Copy all the lines of the data that include the word "this".

[Start of Attachment]

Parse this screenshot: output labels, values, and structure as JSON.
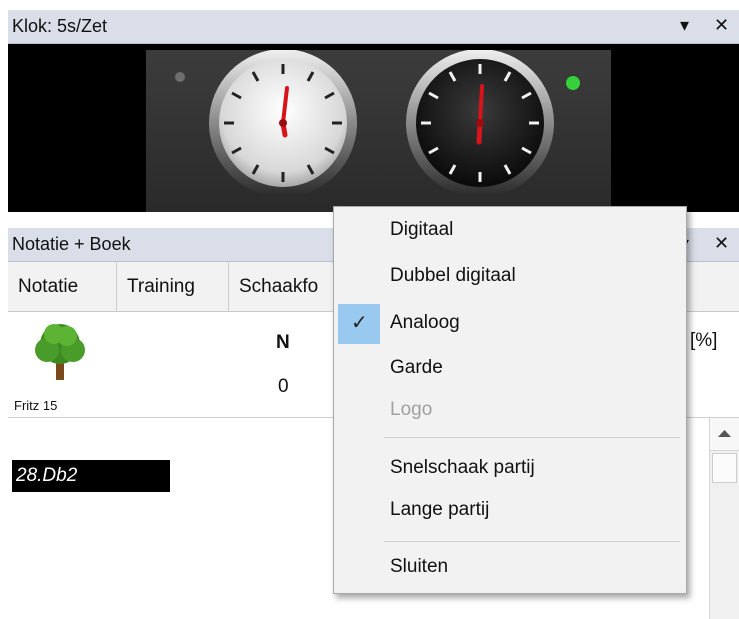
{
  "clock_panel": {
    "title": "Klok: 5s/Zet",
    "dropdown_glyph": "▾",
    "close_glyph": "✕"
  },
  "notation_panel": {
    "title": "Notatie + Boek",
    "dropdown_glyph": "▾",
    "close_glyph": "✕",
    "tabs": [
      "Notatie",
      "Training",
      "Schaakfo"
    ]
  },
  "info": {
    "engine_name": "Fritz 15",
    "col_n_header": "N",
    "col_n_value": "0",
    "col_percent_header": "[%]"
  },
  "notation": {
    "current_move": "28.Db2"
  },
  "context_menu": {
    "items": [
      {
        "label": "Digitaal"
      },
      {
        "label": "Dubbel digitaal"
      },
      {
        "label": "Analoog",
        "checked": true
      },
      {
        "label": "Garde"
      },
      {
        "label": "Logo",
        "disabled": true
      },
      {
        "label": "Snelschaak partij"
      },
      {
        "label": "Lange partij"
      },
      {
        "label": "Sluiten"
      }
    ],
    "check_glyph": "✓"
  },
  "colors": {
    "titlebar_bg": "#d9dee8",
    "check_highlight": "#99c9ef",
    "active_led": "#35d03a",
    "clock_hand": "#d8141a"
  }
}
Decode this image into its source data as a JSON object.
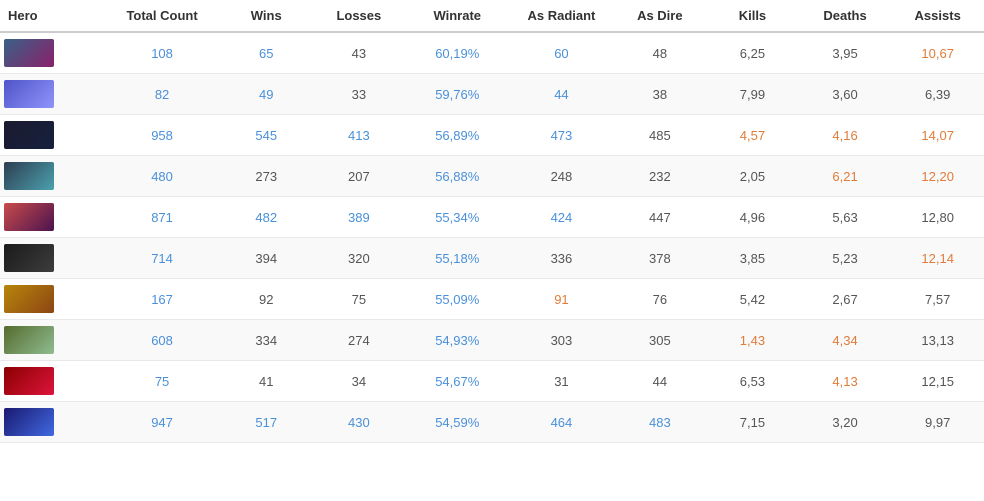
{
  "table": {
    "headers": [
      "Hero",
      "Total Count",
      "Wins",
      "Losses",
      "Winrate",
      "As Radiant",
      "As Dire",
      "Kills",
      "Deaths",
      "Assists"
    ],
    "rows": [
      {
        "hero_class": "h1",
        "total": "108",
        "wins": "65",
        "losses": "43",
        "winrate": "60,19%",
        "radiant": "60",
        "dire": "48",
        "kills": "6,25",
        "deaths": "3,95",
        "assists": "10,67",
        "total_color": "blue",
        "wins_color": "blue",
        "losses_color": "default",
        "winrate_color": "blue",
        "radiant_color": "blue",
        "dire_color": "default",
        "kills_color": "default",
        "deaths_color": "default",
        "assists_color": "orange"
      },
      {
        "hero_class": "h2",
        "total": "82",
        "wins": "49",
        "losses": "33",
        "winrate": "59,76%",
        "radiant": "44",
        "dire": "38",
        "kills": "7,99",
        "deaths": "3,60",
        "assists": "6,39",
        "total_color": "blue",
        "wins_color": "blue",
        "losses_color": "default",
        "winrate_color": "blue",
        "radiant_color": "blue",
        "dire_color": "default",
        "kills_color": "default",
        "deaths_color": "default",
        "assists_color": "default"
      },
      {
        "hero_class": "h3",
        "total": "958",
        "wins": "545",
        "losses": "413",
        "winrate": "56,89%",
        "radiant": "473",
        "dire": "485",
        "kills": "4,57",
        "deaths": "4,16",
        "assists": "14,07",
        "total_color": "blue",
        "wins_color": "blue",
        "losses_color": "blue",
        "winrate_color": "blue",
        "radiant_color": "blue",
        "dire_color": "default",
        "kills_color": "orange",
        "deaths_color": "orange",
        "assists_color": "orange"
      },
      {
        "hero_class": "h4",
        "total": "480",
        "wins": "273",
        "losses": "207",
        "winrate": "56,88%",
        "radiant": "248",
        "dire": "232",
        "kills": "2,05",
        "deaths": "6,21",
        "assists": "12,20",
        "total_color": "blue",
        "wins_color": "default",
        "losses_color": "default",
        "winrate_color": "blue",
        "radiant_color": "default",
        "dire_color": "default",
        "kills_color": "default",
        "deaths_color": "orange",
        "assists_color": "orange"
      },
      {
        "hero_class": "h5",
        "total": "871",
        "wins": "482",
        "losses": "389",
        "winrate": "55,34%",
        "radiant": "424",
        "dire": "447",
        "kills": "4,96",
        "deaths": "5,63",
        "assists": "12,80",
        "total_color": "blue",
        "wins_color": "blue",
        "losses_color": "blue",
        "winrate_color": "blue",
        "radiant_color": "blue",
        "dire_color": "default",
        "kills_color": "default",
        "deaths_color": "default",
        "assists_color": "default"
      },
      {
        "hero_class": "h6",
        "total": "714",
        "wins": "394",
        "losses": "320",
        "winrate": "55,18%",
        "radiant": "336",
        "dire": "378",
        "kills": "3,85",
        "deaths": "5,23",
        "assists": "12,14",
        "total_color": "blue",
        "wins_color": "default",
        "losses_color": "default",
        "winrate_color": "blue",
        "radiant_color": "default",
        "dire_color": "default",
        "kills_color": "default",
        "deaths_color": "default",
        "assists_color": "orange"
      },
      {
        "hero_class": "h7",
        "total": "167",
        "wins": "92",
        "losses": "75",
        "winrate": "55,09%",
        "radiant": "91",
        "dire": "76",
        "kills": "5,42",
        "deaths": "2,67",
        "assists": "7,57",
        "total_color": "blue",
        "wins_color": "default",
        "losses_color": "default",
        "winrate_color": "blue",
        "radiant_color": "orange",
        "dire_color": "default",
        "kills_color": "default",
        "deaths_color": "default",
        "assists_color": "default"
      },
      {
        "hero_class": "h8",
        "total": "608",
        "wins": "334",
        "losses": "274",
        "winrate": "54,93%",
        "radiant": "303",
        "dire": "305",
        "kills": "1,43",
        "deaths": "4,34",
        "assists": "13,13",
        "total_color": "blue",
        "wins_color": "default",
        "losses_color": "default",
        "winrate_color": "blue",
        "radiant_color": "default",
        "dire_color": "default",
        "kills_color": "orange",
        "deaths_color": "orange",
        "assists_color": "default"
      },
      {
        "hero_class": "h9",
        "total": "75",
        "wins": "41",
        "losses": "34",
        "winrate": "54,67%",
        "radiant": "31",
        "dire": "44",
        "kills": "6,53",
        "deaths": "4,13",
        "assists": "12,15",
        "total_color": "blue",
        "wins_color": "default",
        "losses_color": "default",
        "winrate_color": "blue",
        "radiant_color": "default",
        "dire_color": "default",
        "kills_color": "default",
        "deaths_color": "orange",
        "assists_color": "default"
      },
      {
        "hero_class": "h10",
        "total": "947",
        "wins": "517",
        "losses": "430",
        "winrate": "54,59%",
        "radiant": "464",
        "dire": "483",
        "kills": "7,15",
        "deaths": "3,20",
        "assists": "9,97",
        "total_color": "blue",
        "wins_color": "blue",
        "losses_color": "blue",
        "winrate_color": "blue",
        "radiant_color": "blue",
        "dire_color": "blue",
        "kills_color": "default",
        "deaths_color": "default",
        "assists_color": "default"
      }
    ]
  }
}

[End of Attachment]
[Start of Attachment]

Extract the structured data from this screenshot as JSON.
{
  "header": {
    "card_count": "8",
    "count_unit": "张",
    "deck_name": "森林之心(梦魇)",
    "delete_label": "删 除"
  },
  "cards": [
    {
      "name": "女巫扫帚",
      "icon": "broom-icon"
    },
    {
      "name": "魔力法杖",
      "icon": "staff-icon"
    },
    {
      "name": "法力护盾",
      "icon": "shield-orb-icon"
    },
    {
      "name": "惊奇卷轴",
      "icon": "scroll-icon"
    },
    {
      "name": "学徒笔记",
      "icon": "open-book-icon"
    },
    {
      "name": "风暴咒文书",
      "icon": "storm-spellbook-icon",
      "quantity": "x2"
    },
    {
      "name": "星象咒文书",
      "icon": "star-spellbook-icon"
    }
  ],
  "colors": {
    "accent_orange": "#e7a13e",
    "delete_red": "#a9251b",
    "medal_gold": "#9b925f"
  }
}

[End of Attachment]

• _TASK RESULT_
Parse this screenshot: output labels, values, and structure as JSON.
Decode this image into its source data as a JSON object.
Extract the structured data from this screenshot as JSON.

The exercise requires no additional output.